▸ Aim of the task: Every entry here should be copied exactly.

▸ Provided data:
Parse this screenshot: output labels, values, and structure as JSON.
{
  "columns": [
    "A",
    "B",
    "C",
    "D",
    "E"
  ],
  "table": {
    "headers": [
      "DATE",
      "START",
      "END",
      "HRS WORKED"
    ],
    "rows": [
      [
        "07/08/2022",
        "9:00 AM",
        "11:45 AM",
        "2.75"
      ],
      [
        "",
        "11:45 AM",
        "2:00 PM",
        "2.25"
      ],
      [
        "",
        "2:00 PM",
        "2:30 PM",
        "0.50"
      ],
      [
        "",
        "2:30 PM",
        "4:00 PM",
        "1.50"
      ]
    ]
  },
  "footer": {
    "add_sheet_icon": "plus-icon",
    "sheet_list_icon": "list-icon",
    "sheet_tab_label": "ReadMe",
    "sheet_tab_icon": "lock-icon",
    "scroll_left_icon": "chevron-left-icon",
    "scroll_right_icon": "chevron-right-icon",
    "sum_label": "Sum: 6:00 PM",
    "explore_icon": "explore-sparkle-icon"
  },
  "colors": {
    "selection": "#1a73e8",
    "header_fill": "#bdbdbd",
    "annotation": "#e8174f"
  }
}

▸ Solution for this exercise:
Parse this screenshot: output labels, values, and structure as JSON.
{
  "columns": [
    "A",
    "B",
    "C",
    "D",
    "E"
  ],
  "table": {
    "headers": [
      "DATE",
      "START",
      "END",
      "HRS WORKED"
    ],
    "rows": [
      [
        "07/08/2022",
        "9:00 AM",
        "11:45 AM",
        "2.75"
      ],
      [
        "",
        "11:45 AM",
        "2:00 PM",
        "2.25"
      ],
      [
        "",
        "2:00 PM",
        "2:30 PM",
        "0.50"
      ],
      [
        "",
        "2:30 PM",
        "4:00 PM",
        "1.50"
      ]
    ]
  },
  "footer": {
    "add_sheet_icon": "plus-icon",
    "sheet_list_icon": "list-icon",
    "sheet_tab_label": "ReadMe",
    "sheet_tab_icon": "lock-icon",
    "scroll_left_icon": "chevron-left-icon",
    "scroll_right_icon": "chevron-right-icon",
    "sum_label": "Sum: 6:00 PM",
    "explore_icon": "explore-sparkle-icon"
  },
  "colors": {
    "selection": "#1a73e8",
    "header_fill": "#bdbdbd",
    "annotation": "#e8174f"
  }
}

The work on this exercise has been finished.